Here’s a scenario for a typical provider visit. In most cases, you and your provider engage in a conversation. You share a concern or complaint, the provider asks a series of questions, and you decide on a course of treatment. For well-understood and easily-diagnosed health conditions, the questions a provider asks will be similar from one patient to the next. This isn’t always easy though. Sometimes you forget something important about your medical history or the name of some medication you’re taking. It can be challenging to get everything out in an 8-12 minute visit, and face it—some topics can be embarrassing or difficult to raise.
Very simply, asynchronous telemedicine uses technology to facilitate a conversation by anticipating the questions that are clinically relevant while giving the patient the best medium to communicate relevant clinical information and context. However, both parties engage in this conversation independently, on their own time.
Not only is asynchronous communication more convenient, but it can also enable a better clinical experience for patients. This is possible because the platform allows the interaction to be designed to maximize the experience for both the patient and healthcare professional. By allowing the patient to move at their own pace at the time and place of their choosing, the visit can be improved in several ways: the patient can be presented with a more comprehensive set of medical questions to get a full picture of their medical condition, and they can use as much time as they need to communicate their concerns. A healthcare professional is able to review the entirety of this information and capture a full picture to help provide a personalized assessment and plan. All this results in a process that’s more effective and more efficient as well.
ONC defines asynchronous telemedicine as “store-and-forward video-conferencing,” which is the “transmission of recorded health history to a health practitioner, usually a specialist.”

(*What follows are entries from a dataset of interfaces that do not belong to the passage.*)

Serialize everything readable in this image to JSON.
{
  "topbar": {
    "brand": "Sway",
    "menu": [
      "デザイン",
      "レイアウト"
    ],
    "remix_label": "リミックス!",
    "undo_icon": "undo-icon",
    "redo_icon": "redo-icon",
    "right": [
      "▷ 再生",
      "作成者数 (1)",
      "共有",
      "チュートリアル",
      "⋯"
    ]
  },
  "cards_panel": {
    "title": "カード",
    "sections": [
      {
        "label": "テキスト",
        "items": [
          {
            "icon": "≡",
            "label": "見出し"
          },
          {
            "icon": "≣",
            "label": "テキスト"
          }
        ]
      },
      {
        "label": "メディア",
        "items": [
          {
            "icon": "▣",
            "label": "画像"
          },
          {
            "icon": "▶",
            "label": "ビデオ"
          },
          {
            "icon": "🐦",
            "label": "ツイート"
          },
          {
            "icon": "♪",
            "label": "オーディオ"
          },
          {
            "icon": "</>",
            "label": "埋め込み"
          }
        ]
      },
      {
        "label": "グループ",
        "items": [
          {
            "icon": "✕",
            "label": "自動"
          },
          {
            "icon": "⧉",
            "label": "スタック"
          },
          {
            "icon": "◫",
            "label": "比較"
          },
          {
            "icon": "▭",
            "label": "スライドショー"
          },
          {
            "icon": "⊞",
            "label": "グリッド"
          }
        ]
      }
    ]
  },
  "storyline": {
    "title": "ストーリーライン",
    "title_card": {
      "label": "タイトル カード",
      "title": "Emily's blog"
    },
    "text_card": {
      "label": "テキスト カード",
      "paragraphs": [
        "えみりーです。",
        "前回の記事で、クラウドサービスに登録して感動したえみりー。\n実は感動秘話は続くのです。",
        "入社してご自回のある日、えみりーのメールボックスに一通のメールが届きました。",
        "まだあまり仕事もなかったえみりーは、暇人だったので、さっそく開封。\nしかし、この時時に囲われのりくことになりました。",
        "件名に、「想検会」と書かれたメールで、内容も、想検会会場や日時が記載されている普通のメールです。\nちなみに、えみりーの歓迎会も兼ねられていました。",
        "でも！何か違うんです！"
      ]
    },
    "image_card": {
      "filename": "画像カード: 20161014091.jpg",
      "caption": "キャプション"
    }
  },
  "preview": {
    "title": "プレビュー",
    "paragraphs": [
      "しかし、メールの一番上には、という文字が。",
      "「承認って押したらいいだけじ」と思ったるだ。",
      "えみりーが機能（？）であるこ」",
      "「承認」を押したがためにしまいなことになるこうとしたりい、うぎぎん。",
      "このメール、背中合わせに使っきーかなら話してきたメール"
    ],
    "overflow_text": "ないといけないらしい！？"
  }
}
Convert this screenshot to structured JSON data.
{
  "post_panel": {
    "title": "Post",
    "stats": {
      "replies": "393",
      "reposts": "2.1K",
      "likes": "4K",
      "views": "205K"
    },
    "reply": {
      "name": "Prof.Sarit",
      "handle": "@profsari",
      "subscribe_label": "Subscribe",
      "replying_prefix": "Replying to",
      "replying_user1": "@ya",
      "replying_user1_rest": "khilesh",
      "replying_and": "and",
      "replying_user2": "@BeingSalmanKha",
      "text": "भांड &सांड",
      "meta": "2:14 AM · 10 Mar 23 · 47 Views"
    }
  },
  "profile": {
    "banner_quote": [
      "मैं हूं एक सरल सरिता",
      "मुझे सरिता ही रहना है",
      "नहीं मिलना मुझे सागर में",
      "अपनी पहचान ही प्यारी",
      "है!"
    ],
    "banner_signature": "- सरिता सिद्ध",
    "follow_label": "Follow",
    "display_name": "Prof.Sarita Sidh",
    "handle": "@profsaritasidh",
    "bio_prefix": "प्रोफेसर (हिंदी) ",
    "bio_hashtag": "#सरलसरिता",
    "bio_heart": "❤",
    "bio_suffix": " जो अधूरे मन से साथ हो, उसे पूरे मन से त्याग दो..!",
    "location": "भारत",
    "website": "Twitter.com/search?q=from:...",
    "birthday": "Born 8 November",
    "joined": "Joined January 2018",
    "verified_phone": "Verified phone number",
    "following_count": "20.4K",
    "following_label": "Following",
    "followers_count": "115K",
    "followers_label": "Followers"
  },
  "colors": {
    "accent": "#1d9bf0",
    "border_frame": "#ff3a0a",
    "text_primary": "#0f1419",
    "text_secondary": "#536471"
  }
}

VA states, “Asynchronous telemedicine involves acquiring medical data, then transmitting this data to a doctor or medical specialist at a convenient time for assessment offline.”
ATA defines asynchronous telemedicine as follows: “Term describing store-and-forward transmission of medical images and/or data because the data transfer takes place over a period of time, and typically in separate time frames. The transmission typically does not take place simultaneously.”
UM states, “In store-and-forward telehealth, data are captured locally, then temporarily stored for transfer at a later time, either via a secure web server, encrypted e-mail, specially-designed store-and-forward software, or electronic health record. The consulting provider then reviews the stored data and makes diagnosis, treatment, and planning recommendations that are electronically transferred or faxed back to the referring provider.”vii